It’s one thing to talk about it; it’s another to do it. Such was my posture this morning as I arose from beneath the covers. Yesterday’s talk about the beach was today’s reality. The two objectives – the beach and a swim in the sea – were at hand.
In humans, posture can provide a significant amount of important information through nonverbal communication. Psychological studies have also demonstrated the effects of body posture on emotions. This research can be traced back to Charles Darwin’s studies of emotion and movement in humans and animals. Currently, many studies have shown that certain patterns of body movements are indicative of specific emotions. Researchers studied sign language and found that even non-sign language users can determine emotions from only hand movements. Another example is the fact that anger is characterized by forward whole body movement. The theories that guide research in this field are the self-validation or perception theory and the embodied emotion theory.
I was interrupted in the pursuit of my deliberation. It was April 1st and my electronic calendar had a reminder to file tax documents from our financial advisor with the accountant. Though it sounds a simple task it required work and attention. Downloading the information was the first necessity. Then saving it to permit easy reference – basically making an adequate filing system. And finally exporting the material to the accountant’s portal. All of which required a deftness to “access” the original material, the filing cabinet and the portal, each with separate passwords. I am positive there was a more expedient way to have done it but I chose to proceed one step at a time (as is my wont) to preserve my composure and acuity in the process.
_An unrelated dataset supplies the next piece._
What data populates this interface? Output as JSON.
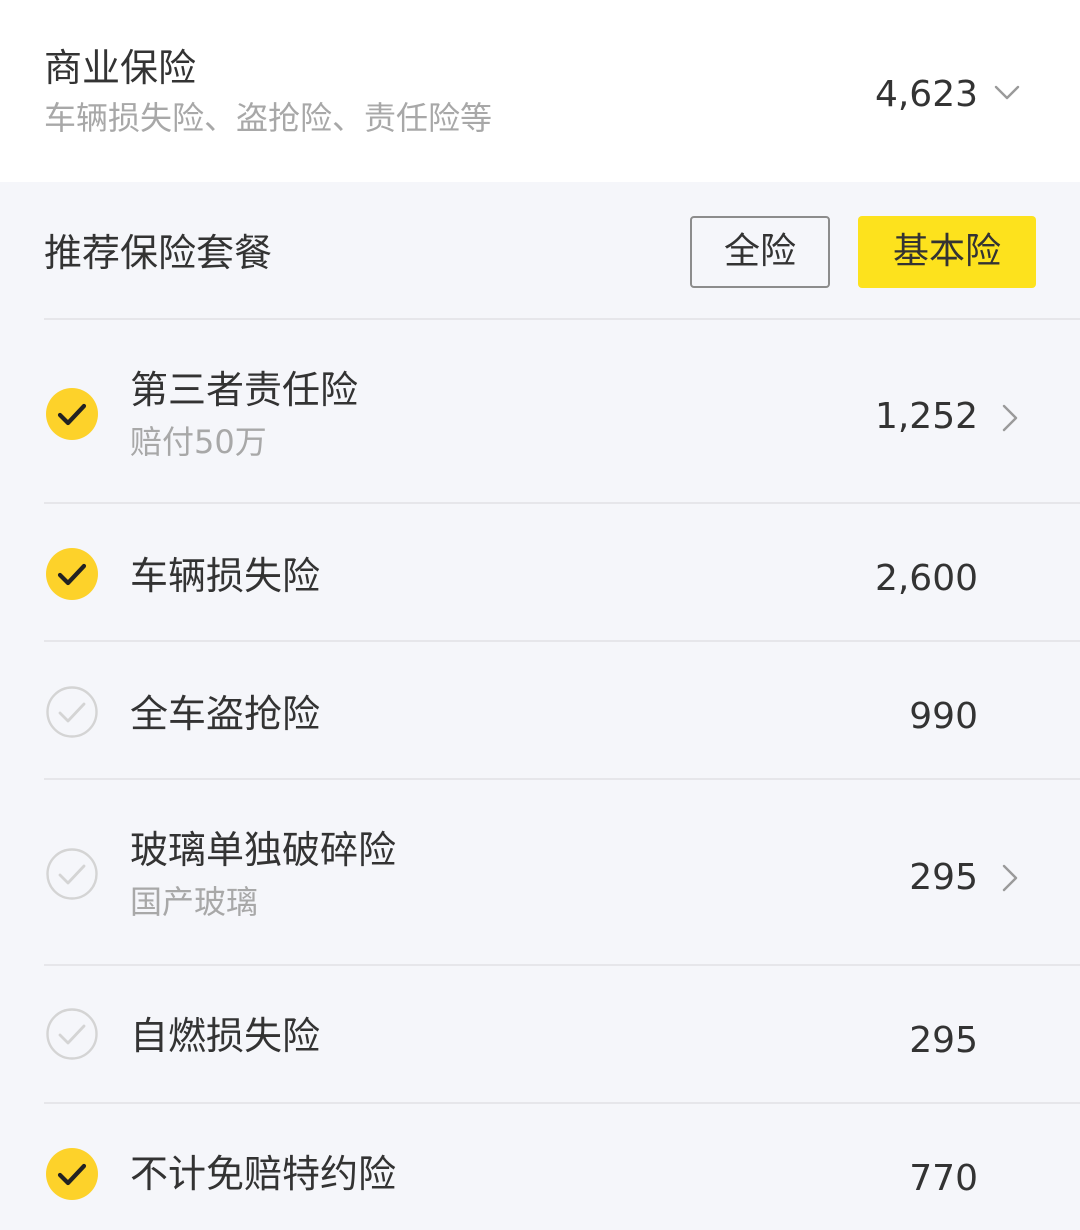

In the result my morning ambition – not to mention the car wash – was rendered aside by an unanticipated delay.
It was no long afterwards that I was back in gear, cutting up a Honey Crisp apple and spooning steel cut oats as though by rote. By 10:30 am I was headed to the bike rack, beach towel in hand.
My cycling sojourn took me through the shaded pathway from Lighthouse Road to South Sea Pines Drive and finally Tower Beach. Tower Beach is precisely at the “toe” or southern end of Hilton Head Island. I mention this because the curved geography (adjacent Calibogue Sound) foments unique swirls and other characterisitics of the North Atlantic Ocean as the tides come crashing in towards Hilton Head Island and Daufuskie Island. Critically for me the depth of the sea deepens more precipitously here than along the northeastern boundary of the shore. Instead of having to walk out a considerable distance upon the ocean floor to get enough depth for swimming, the facility is within easy reach. There is however a noticeable undertow. I swam parallel the shoreline against the undertow and allowed it to propel me backwards in line with my bicyle nearby on the beach.
My dip into the sea was not instantaneous upon my arrival at the beach. I lingered close by the boardwalk against the dunes for an hour gathering the radiating heat. And gathering my chutzpah for the swim.
Even after my first swim I couldn’t resist laying on the beach again, this time further along the shore. I found a secluded area near the dunes and partially sheltered from the southwesterly wind which afforded a pleasant breeze but stirred up the powdered white sand. Indeed I was afterwards laden with particles of the powder.
In my second swim in the Ocean the waves were stronger. The water was clouded by the turbulence; it was impossible to see underwater. But the salinity soothed my sunburned skin and cleared my eyes.
The climax of today’s little event by the sea was the accomplishment of its simple purpose. Like most adventures the achievement is less a challenge than initially anticipated. Nonetheless getting past the obstruction is relieving. Nor was it only the temperature of the water. Making a production of sunbathing on the beach also required calculation. This is especially so at 73 years of age when most others would likely be otherwise inclined – though doing what I am uncertain.